He suspects Creon of murder, and concludes that the prophet had colluded with Creon in an attempt to undermine him. So then they argue vehemently and eventually Oedipus dismisses Tiresias. However, when he leaves, he continues muttering: murderer is right here before him - a man who kill his father and marry his mother, a man who can see now but will leave in blindness in the future. Then Creon enters to face Oedipus's accusations. In spite of Creon’s protestations of innocence, the King
She questions his manhood and calls him a coward: ‘When you durst do it,” she says, ‘then you were a man.’ Lady Macbeth ridicules him, stating once he kills Duncan, he is then redeemed a man. Macbeth feeling targeted, decides to carry on with the plan to prove to his wife he is a man. This shows that in Lady Macbeth and Macbeth’s relationship, Lady Macbeth is able to control Macbeth with her Passive aggressive tendencies and manipulative ways. In Great Expectations Pip
Wherefore should I, Stand in the plague of custom and permit, the curiosity of nations to deprive me,” (Shakespeare 1.2.1-4) so Edmund punish his father for the lack of respect he has gotten over the years. Edmund does get retributive justice catches him at the end when he is killed. Fraser believes that it will not solve anything, anger “can easily serve to perpetuate violence and hatred- one act of violence leading to another in response, which can provoke yet another” (Fraser pg2). Fraser states “Forgiveness is
He commits murder and puts his entire kingdom in danger.
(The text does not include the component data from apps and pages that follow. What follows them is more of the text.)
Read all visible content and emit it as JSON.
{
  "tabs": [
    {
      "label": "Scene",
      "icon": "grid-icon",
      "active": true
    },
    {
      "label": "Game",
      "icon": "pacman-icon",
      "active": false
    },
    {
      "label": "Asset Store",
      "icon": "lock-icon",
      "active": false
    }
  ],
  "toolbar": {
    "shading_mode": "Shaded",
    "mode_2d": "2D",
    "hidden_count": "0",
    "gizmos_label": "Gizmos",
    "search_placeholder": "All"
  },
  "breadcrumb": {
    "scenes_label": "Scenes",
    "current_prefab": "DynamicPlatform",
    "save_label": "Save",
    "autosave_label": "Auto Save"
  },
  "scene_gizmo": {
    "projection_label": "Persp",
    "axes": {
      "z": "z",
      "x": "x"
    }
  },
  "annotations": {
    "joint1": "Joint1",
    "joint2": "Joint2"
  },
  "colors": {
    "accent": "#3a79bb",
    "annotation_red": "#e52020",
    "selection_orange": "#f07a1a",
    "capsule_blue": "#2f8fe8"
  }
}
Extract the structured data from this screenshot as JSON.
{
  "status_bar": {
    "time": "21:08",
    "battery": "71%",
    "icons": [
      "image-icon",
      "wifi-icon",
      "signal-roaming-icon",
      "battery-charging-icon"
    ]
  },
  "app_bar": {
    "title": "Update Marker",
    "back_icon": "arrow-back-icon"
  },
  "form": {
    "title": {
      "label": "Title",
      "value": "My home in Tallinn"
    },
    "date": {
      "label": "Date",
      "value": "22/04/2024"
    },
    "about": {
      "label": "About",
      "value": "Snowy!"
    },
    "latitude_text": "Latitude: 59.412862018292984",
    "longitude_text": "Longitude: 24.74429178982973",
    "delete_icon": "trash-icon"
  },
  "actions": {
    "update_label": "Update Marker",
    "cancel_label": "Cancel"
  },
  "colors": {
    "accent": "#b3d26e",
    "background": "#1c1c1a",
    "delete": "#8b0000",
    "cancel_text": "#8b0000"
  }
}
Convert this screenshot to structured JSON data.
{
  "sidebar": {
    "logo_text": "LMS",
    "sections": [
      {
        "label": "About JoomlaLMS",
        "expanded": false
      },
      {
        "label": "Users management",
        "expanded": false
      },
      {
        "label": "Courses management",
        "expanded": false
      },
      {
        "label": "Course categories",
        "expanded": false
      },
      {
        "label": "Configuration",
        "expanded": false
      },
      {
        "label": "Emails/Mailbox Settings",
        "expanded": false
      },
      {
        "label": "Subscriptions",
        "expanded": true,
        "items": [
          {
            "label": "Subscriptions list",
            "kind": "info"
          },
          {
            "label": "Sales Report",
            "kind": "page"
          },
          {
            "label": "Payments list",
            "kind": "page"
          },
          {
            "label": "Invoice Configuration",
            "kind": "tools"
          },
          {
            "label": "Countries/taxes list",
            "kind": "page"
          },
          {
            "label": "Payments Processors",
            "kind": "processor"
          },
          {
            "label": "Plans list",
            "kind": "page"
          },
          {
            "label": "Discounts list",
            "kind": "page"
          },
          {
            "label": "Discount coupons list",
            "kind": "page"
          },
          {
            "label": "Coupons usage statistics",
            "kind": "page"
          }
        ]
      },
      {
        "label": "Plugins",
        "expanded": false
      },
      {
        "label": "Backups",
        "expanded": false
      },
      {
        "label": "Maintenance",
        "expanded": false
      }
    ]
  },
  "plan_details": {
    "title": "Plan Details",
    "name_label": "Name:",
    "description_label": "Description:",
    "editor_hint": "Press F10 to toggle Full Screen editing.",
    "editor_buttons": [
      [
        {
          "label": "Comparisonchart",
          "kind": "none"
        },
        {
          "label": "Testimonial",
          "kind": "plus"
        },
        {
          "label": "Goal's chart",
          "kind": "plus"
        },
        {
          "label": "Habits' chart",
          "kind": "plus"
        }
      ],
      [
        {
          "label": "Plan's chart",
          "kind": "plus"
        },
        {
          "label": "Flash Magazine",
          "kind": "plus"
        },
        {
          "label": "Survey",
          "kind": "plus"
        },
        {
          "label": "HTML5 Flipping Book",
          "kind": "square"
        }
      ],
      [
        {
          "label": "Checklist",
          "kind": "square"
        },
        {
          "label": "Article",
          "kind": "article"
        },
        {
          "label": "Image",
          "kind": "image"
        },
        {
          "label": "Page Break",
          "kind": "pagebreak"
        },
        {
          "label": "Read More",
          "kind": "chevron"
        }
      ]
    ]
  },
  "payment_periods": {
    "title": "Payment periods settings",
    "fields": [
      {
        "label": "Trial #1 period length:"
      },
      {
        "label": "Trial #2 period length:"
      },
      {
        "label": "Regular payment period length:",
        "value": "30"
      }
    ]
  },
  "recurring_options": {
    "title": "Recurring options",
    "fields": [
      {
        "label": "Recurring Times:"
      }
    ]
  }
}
Still, many of his evil acts are committed while he is under the influence of the Weird Sisters and Lady Macbeth, who are often considered to be the true villains of the play. At the end of the play, Macbeth realizes the evil he has committed and seems to feel sorrow for such. Because of this realization Macbeth is often viewed as a tragic hero, for tragic heroes almost always recognize the errors they have committed by the end of their stories and seek, in some manner, to atone for them. Macbeth is indeed a bit too complex to be categorised as a villain or a hero.
For example, when Oedipus says to Tiresias,”Yes, you, you planned this thing, and I suspect you of the very murder even, all but the actual stroke” (20).He is accusing Tiresias of murdering Lauis when the actual murderer is Oedipus himself. Along with being endowed with a tragic flaw and being responsible for his own fate, Oedipus eventually suffers mentally and physically. Oedipus physically harms himself by gauging his eyes out when he realizes his tragic